(Source data)
»»
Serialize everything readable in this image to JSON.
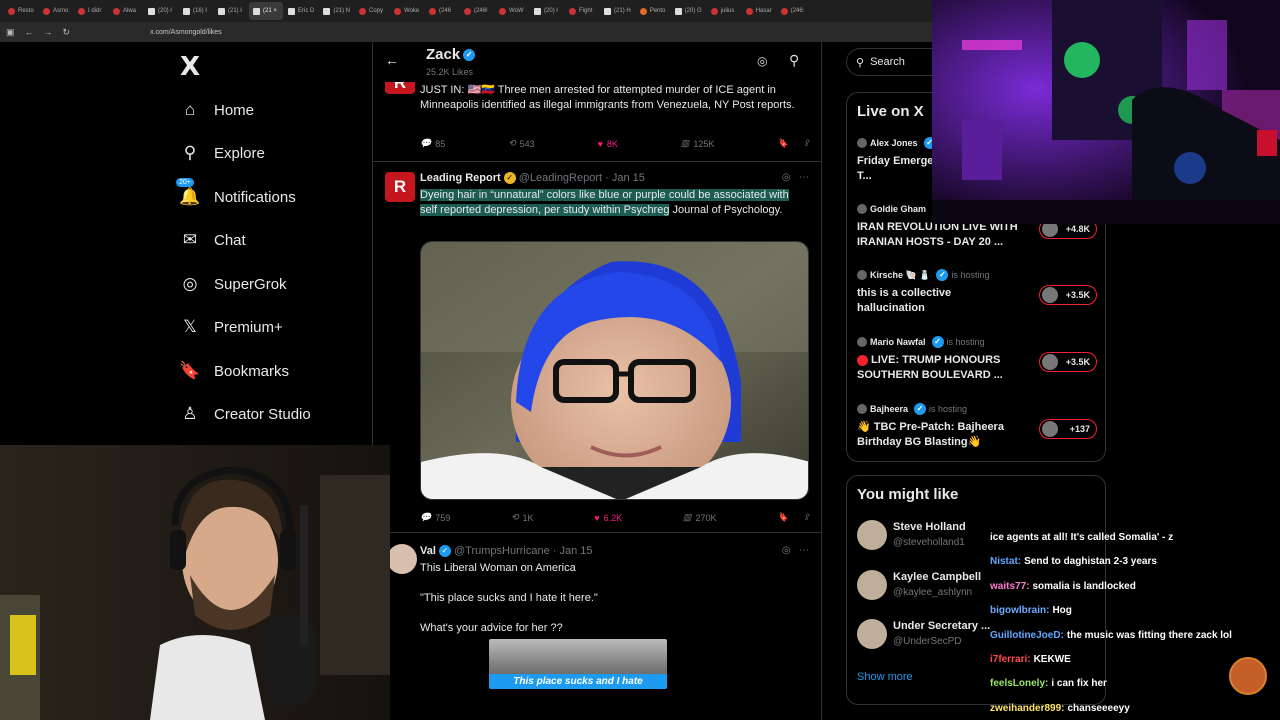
{
  "browser": {
    "tabs": [
      {
        "label": "Resto",
        "icon": "circle"
      },
      {
        "label": "Asmo",
        "icon": "circle"
      },
      {
        "label": "I didr",
        "icon": "circle"
      },
      {
        "label": "Alwa",
        "icon": "circle"
      },
      {
        "label": "(20) ł",
        "icon": "x"
      },
      {
        "label": "(16) ł",
        "icon": "x"
      },
      {
        "label": "(21) ł",
        "icon": "x"
      },
      {
        "label": "(21 ×",
        "icon": "x",
        "active": true
      },
      {
        "label": "Eric D",
        "icon": "x"
      },
      {
        "label": "(21) N",
        "icon": "x"
      },
      {
        "label": "Copy",
        "icon": "circle"
      },
      {
        "label": "Woke",
        "icon": "circle"
      },
      {
        "label": "(246",
        "icon": "circle"
      },
      {
        "label": "(246!",
        "icon": "circle"
      },
      {
        "label": "WoW",
        "icon": "circle"
      },
      {
        "label": "(20) ł",
        "icon": "x"
      },
      {
        "label": "Fight",
        "icon": "circle"
      },
      {
        "label": "(21) H",
        "icon": "x"
      },
      {
        "label": "Pento",
        "icon": "shield"
      },
      {
        "label": "(20) G",
        "icon": "x"
      },
      {
        "label": "julius",
        "icon": "circle"
      },
      {
        "label": "Hasar",
        "icon": "circle"
      },
      {
        "label": "(246:",
        "icon": "circle"
      }
    ],
    "url": "x.com/Asmongold/likes"
  },
  "nav": {
    "logo": "X",
    "items": [
      {
        "label": "Home",
        "icon": "home-icon",
        "glyph": "⌂"
      },
      {
        "label": "Explore",
        "icon": "search-icon",
        "glyph": "⚲"
      },
      {
        "label": "Notifications",
        "icon": "bell-icon",
        "glyph": "🔔",
        "badge": "20+"
      },
      {
        "label": "Chat",
        "icon": "mail-icon",
        "glyph": "✉"
      },
      {
        "label": "SuperGrok",
        "icon": "grok-icon",
        "glyph": "◎"
      },
      {
        "label": "Premium+",
        "icon": "x-logo-icon",
        "glyph": "𝕏"
      },
      {
        "label": "Bookmarks",
        "icon": "bookmark-icon",
        "glyph": "🔖"
      },
      {
        "label": "Creator Studio",
        "icon": "creator-icon",
        "glyph": "♙"
      }
    ]
  },
  "header": {
    "name": "Zack",
    "likes": "25.2K Likes"
  },
  "tweets": [
    {
      "text": "JUST IN: 🇺🇸🇻🇪 Three men arrested for attempted murder of ICE agent in Minneapolis identified as illegal immigrants from Venezuela, NY Post reports.",
      "replies": "85",
      "reposts": "543",
      "likes": "8K",
      "views": "125K"
    },
    {
      "name": "Leading Report",
      "handle": "@LeadingReport",
      "date": "· Jan 15",
      "text_hl": "Dyeing hair in “unnatural” colors like blue or purple could be associated with self reported depression, per study within Psychreg",
      "text_rest": " Journal of Psychology.",
      "replies": "759",
      "reposts": "1K",
      "likes": "6.2K",
      "views": "270K"
    },
    {
      "name": "Val",
      "handle": "@TrumpsHurricane",
      "date": "· Jan 15",
      "lines": [
        "This Liberal Woman on America",
        "\"This place sucks and I hate it here.\"",
        "What's your advice for her ??"
      ],
      "caption": "This place sucks and I hate"
    }
  ],
  "search": {
    "label": "Search"
  },
  "live": {
    "title": "Live on X",
    "items": [
      {
        "host": "Alex Jones",
        "hosting": "",
        "title": "Friday Emerge... EXCLUSIVE: T...",
        "count": ""
      },
      {
        "host": "Goldie Gham",
        "hosting": "",
        "title": "IRAN REVOLUTION LIVE WITH IRANIAN HOSTS - DAY 20 ...",
        "count": "+4.8K"
      },
      {
        "host": "Kirsche 🐚 🧂",
        "hosting": "is hosting",
        "title": "this is a collective hallucination",
        "count": "+3.5K"
      },
      {
        "host": "Mario Nawfal",
        "hosting": "is hosting",
        "title": "LIVE: TRUMP HONOURS SOUTHERN BOULEVARD ...",
        "count": "+3.5K",
        "dot": true
      },
      {
        "host": "Bajheera",
        "hosting": "is hosting",
        "title": "👋 TBC Pre-Patch: Bajheera Birthday BG Blasting👋",
        "count": "+137"
      }
    ]
  },
  "wtf": {
    "title": "You might like",
    "items": [
      {
        "name": "Steve Holland",
        "handle": "@steveholland1"
      },
      {
        "name": "Kaylee Campbell",
        "handle": "@kaylee_ashlynn"
      },
      {
        "name": "Under Secretary ...",
        "handle": "@UnderSecPD"
      }
    ],
    "show_more": "Show more"
  },
  "chat": [
    {
      "user": "",
      "color": "#ffffff",
      "msg": "ice agents at all! It's called Somalia' - z"
    },
    {
      "user": "Nistat:",
      "color": "#5fa8ff",
      "msg": "Send to daghistan 2-3 years"
    },
    {
      "user": "waits77:",
      "color": "#ff7ccf",
      "msg": "somalia is landlocked"
    },
    {
      "user": "bigowlbrain:",
      "color": "#6fa8ff",
      "msg": "Hog"
    },
    {
      "user": "GuillotineJoeD:",
      "color": "#5fa8ff",
      "msg": "the music was fitting there zack lol"
    },
    {
      "user": "i7ferrari:",
      "color": "#ff4c4c",
      "msg": "KEKWE"
    },
    {
      "user": "feelsLonely:",
      "color": "#9be564",
      "msg": "i can fix her"
    },
    {
      "user": "zweihander899:",
      "color": "#ffe46b",
      "msg": "chanseeeeyy"
    }
  ]
}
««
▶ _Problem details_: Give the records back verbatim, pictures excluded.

▶ _Exercise result_:
Serialize everything readable in this image to JSON.
{
  "browser": {
    "tabs": [
      {
        "label": "Resto",
        "icon": "circle"
      },
      {
        "label": "Asmo",
        "icon": "circle"
      },
      {
        "label": "I didr",
        "icon": "circle"
      },
      {
        "label": "Alwa",
        "icon": "circle"
      },
      {
        "label": "(20) ł",
        "icon": "x"
      },
      {
        "label": "(16) ł",
        "icon": "x"
      },
      {
        "label": "(21) ł",
        "icon": "x"
      },
      {
        "label": "(21 ×",
        "icon": "x",
        "active": true
      },
      {
        "label": "Eric D",
        "icon": "x"
      },
      {
        "label": "(21) N",
        "icon": "x"
      },
      {
        "label": "Copy",
        "icon": "circle"
      },
      {
        "label": "Woke",
        "icon": "circle"
      },
      {
        "label": "(246",
        "icon": "circle"
      },
      {
        "label": "(246!",
        "icon": "circle"
      },
      {
        "label": "WoW",
        "icon": "circle"
      },
      {
        "label": "(20) ł",
        "icon": "x"
      },
      {
        "label": "Fight",
        "icon": "circle"
      },
      {
        "label": "(21) H",
        "icon": "x"
      },
      {
        "label": "Pento",
        "icon": "shield"
      },
      {
        "label": "(20) G",
        "icon": "x"
      },
      {
        "label": "julius",
        "icon": "circle"
      },
      {
        "label": "Hasar",
        "icon": "circle"
      },
      {
        "label": "(246:",
        "icon": "circle"
      }
    ],
    "url": "x.com/Asmongold/likes"
  },
  "nav": {
    "logo": "X",
    "items": [
      {
        "label": "Home",
        "icon": "home-icon",
        "glyph": "⌂"
      },
      {
        "label": "Explore",
        "icon": "search-icon",
        "glyph": "⚲"
      },
      {
        "label": "Notifications",
        "icon": "bell-icon",
        "glyph": "🔔",
        "badge": "20+"
      },
      {
        "label": "Chat",
        "icon": "mail-icon",
        "glyph": "✉"
      },
      {
        "label": "SuperGrok",
        "icon": "grok-icon",
        "glyph": "◎"
      },
      {
        "label": "Premium+",
        "icon": "x-logo-icon",
        "glyph": "𝕏"
      },
      {
        "label": "Bookmarks",
        "icon": "bookmark-icon",
        "glyph": "🔖"
      },
      {
        "label": "Creator Studio",
        "icon": "creator-icon",
        "glyph": "♙"
      }
    ]
  },
  "header": {
    "name": "Zack",
    "likes": "25.2K Likes"
  },
  "tweets": [
    {
      "text": "JUST IN: 🇺🇸🇻🇪 Three men arrested for attempted murder of ICE agent in Minneapolis identified as illegal immigrants from Venezuela, NY Post reports.",
      "replies": "85",
      "reposts": "543",
      "likes": "8K",
      "views": "125K"
    },
    {
      "name": "Leading Report",
      "handle": "@LeadingReport",
      "date": "· Jan 15",
      "text_hl": "Dyeing hair in “unnatural” colors like blue or purple could be associated with self reported depression, per study within Psychreg",
      "text_rest": " Journal of Psychology.",
      "replies": "759",
      "reposts": "1K",
      "likes": "6.2K",
      "views": "270K"
    },
    {
      "name": "Val",
      "handle": "@TrumpsHurricane",
      "date": "· Jan 15",
      "lines": [
        "This Liberal Woman on America",
        "\"This place sucks and I hate it here.\"",
        "What's your advice for her ??"
      ],
      "caption": "This place sucks and I hate"
    }
  ],
  "search": {
    "label": "Search"
  },
  "live": {
    "title": "Live on X",
    "items": [
      {
        "host": "Alex Jones",
        "hosting": "",
        "title": "Friday Emerge... EXCLUSIVE: T...",
        "count": ""
      },
      {
        "host": "Goldie Gham",
        "hosting": "",
        "title": "IRAN REVOLUTION LIVE WITH IRANIAN HOSTS - DAY 20 ...",
        "count": "+4.8K"
      },
      {
        "host": "Kirsche 🐚 🧂",
        "hosting": "is hosting",
        "title": "this is a collective hallucination",
        "count": "+3.5K"
      },
      {
        "host": "Mario Nawfal",
        "hosting": "is hosting",
        "title": "LIVE: TRUMP HONOURS SOUTHERN BOULEVARD ...",
        "count": "+3.5K",
        "dot": true
      },
      {
        "host": "Bajheera",
        "hosting": "is hosting",
        "title": "👋 TBC Pre-Patch: Bajheera Birthday BG Blasting👋",
        "count": "+137"
      }
    ]
  },
  "wtf": {
    "title": "You might like",
    "items": [
      {
        "name": "Steve Holland",
        "handle": "@steveholland1"
      },
      {
        "name": "Kaylee Campbell",
        "handle": "@kaylee_ashlynn"
      },
      {
        "name": "Under Secretary ...",
        "handle": "@UnderSecPD"
      }
    ],
    "show_more": "Show more"
  },
  "chat": [
    {
      "user": "",
      "color": "#ffffff",
      "msg": "ice agents at all! It's called Somalia' - z"
    },
    {
      "user": "Nistat:",
      "color": "#5fa8ff",
      "msg": "Send to daghistan 2-3 years"
    },
    {
      "user": "waits77:",
      "color": "#ff7ccf",
      "msg": "somalia is landlocked"
    },
    {
      "user": "bigowlbrain:",
      "color": "#6fa8ff",
      "msg": "Hog"
    },
    {
      "user": "GuillotineJoeD:",
      "color": "#5fa8ff",
      "msg": "the music was fitting there zack lol"
    },
    {
      "user": "i7ferrari:",
      "color": "#ff4c4c",
      "msg": "KEKWE"
    },
    {
      "user": "feelsLonely:",
      "color": "#9be564",
      "msg": "i can fix her"
    },
    {
      "user": "zweihander899:",
      "color": "#ffe46b",
      "msg": "chanseeeeyy"
    }
  ]
}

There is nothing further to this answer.